> Work to be completed
Please set down each record exactly as it appears, but leave out any pictures.

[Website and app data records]
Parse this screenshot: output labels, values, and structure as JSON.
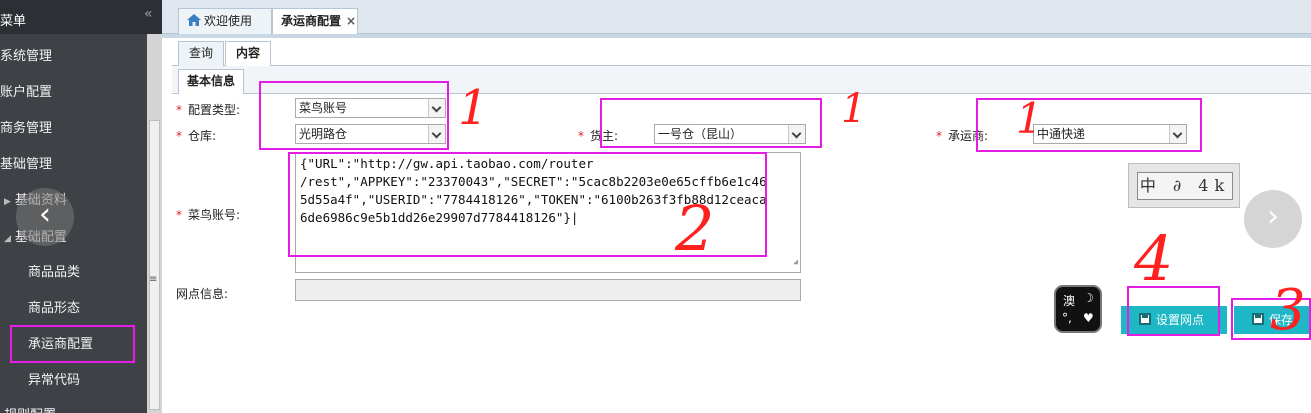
{
  "sidebar": {
    "title": "菜单",
    "collapse_icon": "«",
    "items": [
      "系统管理",
      "账户配置",
      "商务管理",
      "基础管理",
      "基础资料",
      "基础配置"
    ],
    "sub_items": [
      "商品品类",
      "商品形态",
      "承运商配置",
      "异常代码"
    ],
    "more_item": "规则配置",
    "prev_icon": "‹",
    "grip_icon": "≡"
  },
  "tabs": {
    "home_label": "欢迎使用",
    "active_label": "承运商配置",
    "close_icon": "×"
  },
  "subtabs": [
    "查询",
    "内容"
  ],
  "group_tab": "基本信息",
  "form": {
    "config_type_label": "配置类型:",
    "config_type_value": "菜鸟账号",
    "warehouse_label": "仓库:",
    "warehouse_value": "光明路仓",
    "owner_label": "货主:",
    "owner_value": "一号仓（昆山）",
    "carrier_label": "承运商:",
    "carrier_value": "中通快递",
    "cainiao_label": "菜鸟账号:",
    "cainiao_value_lines": [
      "{\"URL\":\"http://gw.api.taobao.com/router",
      "/rest\",\"APPKEY\":\"23370043\",\"SECRET\":\"5cac8b2203e0e65cffb6e1c46",
      "5d55a4f\",\"USERID\":\"7784418126\",\"TOKEN\":\"6100b263f3fb88d12ceaca",
      "6de6986c9e5b1dd26e29907d7784418126\"}|"
    ],
    "network_label": "网点信息:"
  },
  "captcha_text": "中 ∂ 4k",
  "next_icon": "›",
  "ime": {
    "top_left": "澳",
    "top_right": "☽",
    "bottom_left": "°,",
    "bottom_right": "♥"
  },
  "buttons": {
    "set_network": "设置网点",
    "save": "保存"
  },
  "annotations": {
    "a1": "1",
    "a2": "1",
    "a3": "1",
    "a4": "2",
    "a5": "4",
    "a6": "3"
  },
  "colors": {
    "accent": "#1db7c6",
    "annotation_box": "#e51ce5",
    "annotation_text": "#ff2020",
    "required": "#d22222"
  }
}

> Answer area
Parse this screenshot: output labels, values, and structure as JSON.
{
  "sidebar": {
    "title": "菜单",
    "collapse_icon": "«",
    "items": [
      "系统管理",
      "账户配置",
      "商务管理",
      "基础管理",
      "基础资料",
      "基础配置"
    ],
    "sub_items": [
      "商品品类",
      "商品形态",
      "承运商配置",
      "异常代码"
    ],
    "more_item": "规则配置",
    "prev_icon": "‹",
    "grip_icon": "≡"
  },
  "tabs": {
    "home_label": "欢迎使用",
    "active_label": "承运商配置",
    "close_icon": "×"
  },
  "subtabs": [
    "查询",
    "内容"
  ],
  "group_tab": "基本信息",
  "form": {
    "config_type_label": "配置类型:",
    "config_type_value": "菜鸟账号",
    "warehouse_label": "仓库:",
    "warehouse_value": "光明路仓",
    "owner_label": "货主:",
    "owner_value": "一号仓（昆山）",
    "carrier_label": "承运商:",
    "carrier_value": "中通快递",
    "cainiao_label": "菜鸟账号:",
    "cainiao_value_lines": [
      "{\"URL\":\"http://gw.api.taobao.com/router",
      "/rest\",\"APPKEY\":\"23370043\",\"SECRET\":\"5cac8b2203e0e65cffb6e1c46",
      "5d55a4f\",\"USERID\":\"7784418126\",\"TOKEN\":\"6100b263f3fb88d12ceaca",
      "6de6986c9e5b1dd26e29907d7784418126\"}|"
    ],
    "network_label": "网点信息:"
  },
  "captcha_text": "中 ∂ 4k",
  "next_icon": "›",
  "ime": {
    "top_left": "澳",
    "top_right": "☽",
    "bottom_left": "°,",
    "bottom_right": "♥"
  },
  "buttons": {
    "set_network": "设置网点",
    "save": "保存"
  },
  "annotations": {
    "a1": "1",
    "a2": "1",
    "a3": "1",
    "a4": "2",
    "a5": "4",
    "a6": "3"
  },
  "colors": {
    "accent": "#1db7c6",
    "annotation_box": "#e51ce5",
    "annotation_text": "#ff2020",
    "required": "#d22222"
  }
}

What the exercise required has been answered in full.